Was a last-minute application from a man claiming to be the illegitimate son of Wieland Wagner a hoax or a sincere bid to take over the direction of the Bayreuth Festival?
On Monday, the board members of the Bayreuth Festival announced that half sisters Katharina Wagner and Eva Wagner-Pasquier would take over the helm of the traditional opera festival, held in honor of their great grandfather.
But a last-minute application to direct the event from a person claiming to be the illegitimate son of Wieland Wagner, who died in 1966, stirred up the much anticipated announcement process. Several of the board members were shocked by the bid.
"It sounded to me like a hoax," said festival board chairman Toni Schmid, commenting on the bizarre application from a person referring to himself as "Richard Bauuer, aged 44."
Other members of the board suggested it might have been a contemporary shock-art "happening" designed to grab media attention from the high-brow opera affair.
Michael Hohl, a board member and mayor of Bayreuth where the festival is staged annually, said the application offered neither evidence of Bauer's opera knowledge nor any evidence of his paternity.
"We got the application today. I found it slightly nasty," he added.
Officials and media following the Wagner family said they had never heard of Richard Bauer. Schmid said that if he was genuine, he didn't go about the application process in the right way.
Keeping it in the family
The applicant said his policy was to hand out tickets for free and raise money with a TV series about the Wagner family's turmoil-filled history. Bauer said he would change his surname to "Wagner" if given the job.
On Monday in an email distributed to board members Bauer threatened to exercise a Wagner descendant right of veto over the appointment of the Wagner sisters and to enforce this by court order.

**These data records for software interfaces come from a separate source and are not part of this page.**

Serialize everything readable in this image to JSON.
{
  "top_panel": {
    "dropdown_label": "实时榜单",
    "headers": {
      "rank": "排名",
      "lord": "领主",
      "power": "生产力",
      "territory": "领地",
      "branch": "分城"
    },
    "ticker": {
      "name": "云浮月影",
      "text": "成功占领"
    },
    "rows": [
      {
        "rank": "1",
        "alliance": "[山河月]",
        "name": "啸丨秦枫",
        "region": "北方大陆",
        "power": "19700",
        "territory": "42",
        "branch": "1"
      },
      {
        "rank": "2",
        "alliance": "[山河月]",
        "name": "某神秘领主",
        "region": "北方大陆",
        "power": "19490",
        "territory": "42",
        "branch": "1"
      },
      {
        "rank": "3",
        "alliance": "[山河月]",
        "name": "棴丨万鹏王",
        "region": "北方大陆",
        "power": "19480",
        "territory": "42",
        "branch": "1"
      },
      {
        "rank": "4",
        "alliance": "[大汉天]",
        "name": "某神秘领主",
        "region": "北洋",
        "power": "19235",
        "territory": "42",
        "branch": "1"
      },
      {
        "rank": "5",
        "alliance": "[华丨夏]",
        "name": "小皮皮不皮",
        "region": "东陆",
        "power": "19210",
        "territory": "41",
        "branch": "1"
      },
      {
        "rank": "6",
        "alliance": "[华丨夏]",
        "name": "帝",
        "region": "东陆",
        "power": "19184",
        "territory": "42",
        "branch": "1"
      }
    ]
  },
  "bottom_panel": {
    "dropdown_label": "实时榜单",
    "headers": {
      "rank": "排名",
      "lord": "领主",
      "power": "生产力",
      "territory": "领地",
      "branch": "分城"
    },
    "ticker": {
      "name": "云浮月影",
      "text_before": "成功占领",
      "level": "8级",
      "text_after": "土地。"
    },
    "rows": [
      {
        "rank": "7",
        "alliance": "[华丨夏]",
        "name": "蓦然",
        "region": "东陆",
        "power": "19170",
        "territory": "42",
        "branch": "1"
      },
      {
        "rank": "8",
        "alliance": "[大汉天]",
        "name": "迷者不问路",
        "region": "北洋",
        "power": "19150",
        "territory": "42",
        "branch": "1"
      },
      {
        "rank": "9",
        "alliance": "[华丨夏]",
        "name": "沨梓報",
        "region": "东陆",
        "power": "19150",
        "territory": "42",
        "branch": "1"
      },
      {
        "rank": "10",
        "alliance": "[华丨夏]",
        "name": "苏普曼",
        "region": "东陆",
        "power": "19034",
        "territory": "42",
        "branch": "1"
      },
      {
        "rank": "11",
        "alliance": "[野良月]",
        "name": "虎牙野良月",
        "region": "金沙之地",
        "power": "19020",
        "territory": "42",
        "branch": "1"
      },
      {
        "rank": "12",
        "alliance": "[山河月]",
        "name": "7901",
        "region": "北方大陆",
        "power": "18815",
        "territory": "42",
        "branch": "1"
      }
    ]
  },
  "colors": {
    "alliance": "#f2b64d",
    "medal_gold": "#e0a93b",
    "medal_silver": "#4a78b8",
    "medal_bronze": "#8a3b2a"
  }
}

The decision to award the opera post jointly to Katharina and Eva and thereby passing over their cousin and rival Nike Wagner and her business partner Gerard Mortier came after the board began deliberating over the successor to Wolfgang Wagner, who stepped down as director at the end of August after 57 years.
The Bayreuth Festival is always run by a Wagner descendant.